Instructions for the task:
Restate every line of the data word for word, except for the images.

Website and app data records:
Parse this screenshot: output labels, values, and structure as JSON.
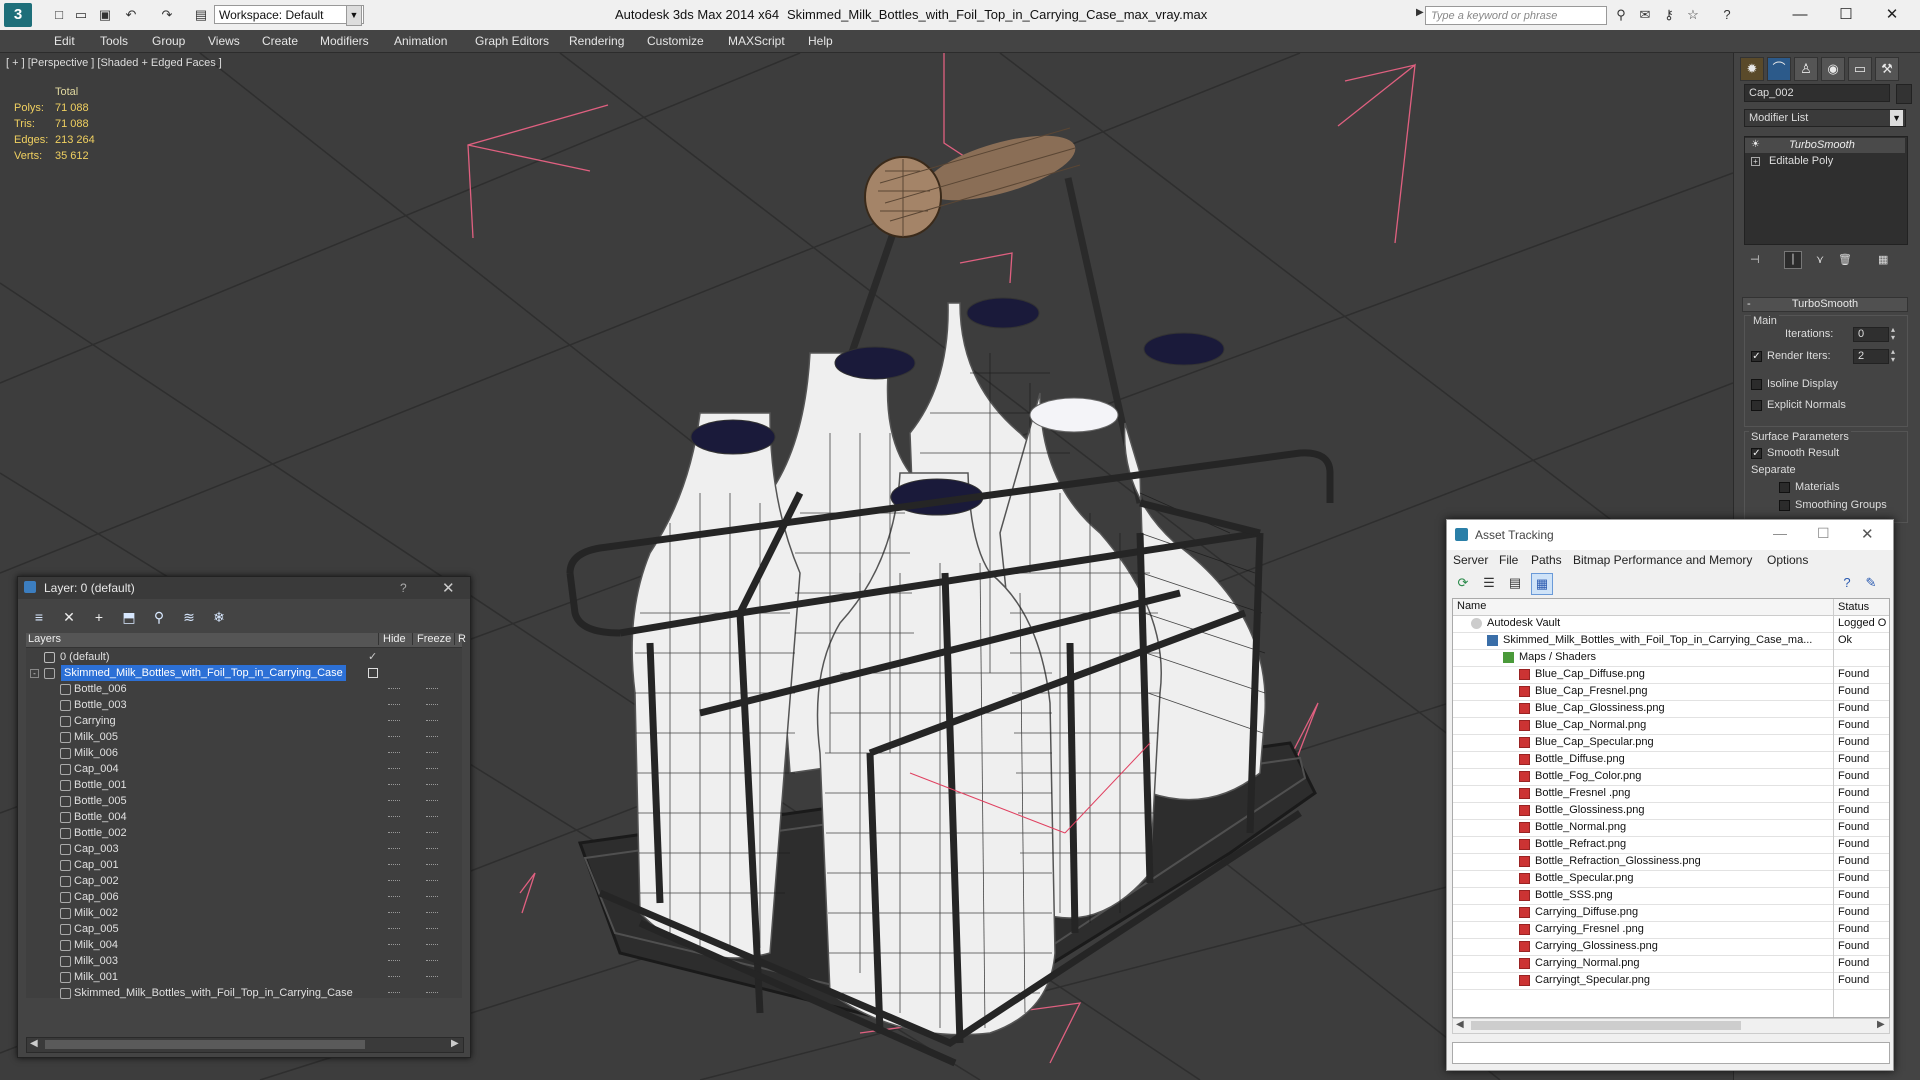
{
  "titlebar": {
    "workspace_label": "Workspace: Default",
    "app_title": "Autodesk 3ds Max  2014 x64",
    "file_title": "Skimmed_Milk_Bottles_with_Foil_Top_in_Carrying_Case_max_vray.max",
    "search_placeholder": "Type a keyword or phrase"
  },
  "menubar": {
    "items": [
      "Edit",
      "Tools",
      "Group",
      "Views",
      "Create",
      "Modifiers",
      "Animation",
      "Graph Editors",
      "Rendering",
      "Customize",
      "MAXScript",
      "Help"
    ]
  },
  "viewport": {
    "label": "[ + ] [Perspective ] [Shaded + Edged Faces ]",
    "stats": {
      "header": "Total",
      "polys_label": "Polys:",
      "polys": "71 088",
      "tris_label": "Tris:",
      "tris": "71 088",
      "edges_label": "Edges:",
      "edges": "213 264",
      "verts_label": "Verts:",
      "verts": "35 612"
    }
  },
  "command_panel": {
    "object_name": "Cap_002",
    "modifier_list_label": "Modifier List",
    "stack": [
      "TurboSmooth",
      "Editable Poly"
    ],
    "rollout_title": "TurboSmooth",
    "main_label": "Main",
    "iterations_label": "Iterations:",
    "iterations_value": "0",
    "render_iters_label": "Render Iters:",
    "render_iters_value": "2",
    "render_iters_checked": true,
    "isoline_label": "Isoline Display",
    "explicit_normals_label": "Explicit Normals",
    "surface_params_label": "Surface Parameters",
    "smooth_result_label": "Smooth Result",
    "smooth_result_checked": true,
    "separate_label": "Separate",
    "materials_label": "Materials",
    "smoothing_groups_label": "Smoothing Groups"
  },
  "layer_panel": {
    "title": "Layer: 0 (default)",
    "help": "?",
    "col_layers": "Layers",
    "col_hide": "Hide",
    "col_freeze": "Freeze",
    "col_r": "R",
    "rows": [
      "0 (default)",
      "Skimmed_Milk_Bottles_with_Foil_Top_in_Carrying_Case",
      "Bottle_006",
      "Bottle_003",
      "Carrying",
      "Milk_005",
      "Milk_006",
      "Cap_004",
      "Bottle_001",
      "Bottle_005",
      "Bottle_004",
      "Bottle_002",
      "Cap_003",
      "Cap_001",
      "Cap_002",
      "Cap_006",
      "Milk_002",
      "Cap_005",
      "Milk_004",
      "Milk_003",
      "Milk_001",
      "Skimmed_Milk_Bottles_with_Foil_Top_in_Carrying_Case"
    ]
  },
  "asset_tracking": {
    "title": "Asset Tracking",
    "menu": [
      "Server",
      "File",
      "Paths",
      "Bitmap Performance and Memory",
      "Options"
    ],
    "col_name": "Name",
    "col_status": "Status",
    "vault": {
      "name": "Autodesk Vault",
      "status": "Logged O"
    },
    "file": {
      "name": "Skimmed_Milk_Bottles_with_Foil_Top_in_Carrying_Case_ma...",
      "status": "Ok"
    },
    "group": {
      "name": "Maps / Shaders",
      "status": ""
    },
    "maps": [
      {
        "name": "Blue_Cap_Diffuse.png",
        "status": "Found"
      },
      {
        "name": "Blue_Cap_Fresnel.png",
        "status": "Found"
      },
      {
        "name": "Blue_Cap_Glossiness.png",
        "status": "Found"
      },
      {
        "name": "Blue_Cap_Normal.png",
        "status": "Found"
      },
      {
        "name": "Blue_Cap_Specular.png",
        "status": "Found"
      },
      {
        "name": "Bottle_Diffuse.png",
        "status": "Found"
      },
      {
        "name": "Bottle_Fog_Color.png",
        "status": "Found"
      },
      {
        "name": "Bottle_Fresnel .png",
        "status": "Found"
      },
      {
        "name": "Bottle_Glossiness.png",
        "status": "Found"
      },
      {
        "name": "Bottle_Normal.png",
        "status": "Found"
      },
      {
        "name": "Bottle_Refract.png",
        "status": "Found"
      },
      {
        "name": "Bottle_Refraction_Glossiness.png",
        "status": "Found"
      },
      {
        "name": "Bottle_Specular.png",
        "status": "Found"
      },
      {
        "name": "Bottle_SSS.png",
        "status": "Found"
      },
      {
        "name": "Carrying_Diffuse.png",
        "status": "Found"
      },
      {
        "name": "Carrying_Fresnel .png",
        "status": "Found"
      },
      {
        "name": "Carrying_Glossiness.png",
        "status": "Found"
      },
      {
        "name": "Carrying_Normal.png",
        "status": "Found"
      },
      {
        "name": "Carryingt_Specular.png",
        "status": "Found"
      }
    ]
  }
}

Reply:
Parse this screenshot: output labels, values, and structure as JSON.
{
  "titlebar": {
    "workspace_label": "Workspace: Default",
    "app_title": "Autodesk 3ds Max  2014 x64",
    "file_title": "Skimmed_Milk_Bottles_with_Foil_Top_in_Carrying_Case_max_vray.max",
    "search_placeholder": "Type a keyword or phrase"
  },
  "menubar": {
    "items": [
      "Edit",
      "Tools",
      "Group",
      "Views",
      "Create",
      "Modifiers",
      "Animation",
      "Graph Editors",
      "Rendering",
      "Customize",
      "MAXScript",
      "Help"
    ]
  },
  "viewport": {
    "label": "[ + ] [Perspective ] [Shaded + Edged Faces ]",
    "stats": {
      "header": "Total",
      "polys_label": "Polys:",
      "polys": "71 088",
      "tris_label": "Tris:",
      "tris": "71 088",
      "edges_label": "Edges:",
      "edges": "213 264",
      "verts_label": "Verts:",
      "verts": "35 612"
    }
  },
  "command_panel": {
    "object_name": "Cap_002",
    "modifier_list_label": "Modifier List",
    "stack": [
      "TurboSmooth",
      "Editable Poly"
    ],
    "rollout_title": "TurboSmooth",
    "main_label": "Main",
    "iterations_label": "Iterations:",
    "iterations_value": "0",
    "render_iters_label": "Render Iters:",
    "render_iters_value": "2",
    "render_iters_checked": true,
    "isoline_label": "Isoline Display",
    "explicit_normals_label": "Explicit Normals",
    "surface_params_label": "Surface Parameters",
    "smooth_result_label": "Smooth Result",
    "smooth_result_checked": true,
    "separate_label": "Separate",
    "materials_label": "Materials",
    "smoothing_groups_label": "Smoothing Groups"
  },
  "layer_panel": {
    "title": "Layer: 0 (default)",
    "help": "?",
    "col_layers": "Layers",
    "col_hide": "Hide",
    "col_freeze": "Freeze",
    "col_r": "R",
    "rows": [
      "0 (default)",
      "Skimmed_Milk_Bottles_with_Foil_Top_in_Carrying_Case",
      "Bottle_006",
      "Bottle_003",
      "Carrying",
      "Milk_005",
      "Milk_006",
      "Cap_004",
      "Bottle_001",
      "Bottle_005",
      "Bottle_004",
      "Bottle_002",
      "Cap_003",
      "Cap_001",
      "Cap_002",
      "Cap_006",
      "Milk_002",
      "Cap_005",
      "Milk_004",
      "Milk_003",
      "Milk_001",
      "Skimmed_Milk_Bottles_with_Foil_Top_in_Carrying_Case"
    ]
  },
  "asset_tracking": {
    "title": "Asset Tracking",
    "menu": [
      "Server",
      "File",
      "Paths",
      "Bitmap Performance and Memory",
      "Options"
    ],
    "col_name": "Name",
    "col_status": "Status",
    "vault": {
      "name": "Autodesk Vault",
      "status": "Logged O"
    },
    "file": {
      "name": "Skimmed_Milk_Bottles_with_Foil_Top_in_Carrying_Case_ma...",
      "status": "Ok"
    },
    "group": {
      "name": "Maps / Shaders",
      "status": ""
    },
    "maps": [
      {
        "name": "Blue_Cap_Diffuse.png",
        "status": "Found"
      },
      {
        "name": "Blue_Cap_Fresnel.png",
        "status": "Found"
      },
      {
        "name": "Blue_Cap_Glossiness.png",
        "status": "Found"
      },
      {
        "name": "Blue_Cap_Normal.png",
        "status": "Found"
      },
      {
        "name": "Blue_Cap_Specular.png",
        "status": "Found"
      },
      {
        "name": "Bottle_Diffuse.png",
        "status": "Found"
      },
      {
        "name": "Bottle_Fog_Color.png",
        "status": "Found"
      },
      {
        "name": "Bottle_Fresnel .png",
        "status": "Found"
      },
      {
        "name": "Bottle_Glossiness.png",
        "status": "Found"
      },
      {
        "name": "Bottle_Normal.png",
        "status": "Found"
      },
      {
        "name": "Bottle_Refract.png",
        "status": "Found"
      },
      {
        "name": "Bottle_Refraction_Glossiness.png",
        "status": "Found"
      },
      {
        "name": "Bottle_Specular.png",
        "status": "Found"
      },
      {
        "name": "Bottle_SSS.png",
        "status": "Found"
      },
      {
        "name": "Carrying_Diffuse.png",
        "status": "Found"
      },
      {
        "name": "Carrying_Fresnel .png",
        "status": "Found"
      },
      {
        "name": "Carrying_Glossiness.png",
        "status": "Found"
      },
      {
        "name": "Carrying_Normal.png",
        "status": "Found"
      },
      {
        "name": "Carryingt_Specular.png",
        "status": "Found"
      }
    ]
  }
}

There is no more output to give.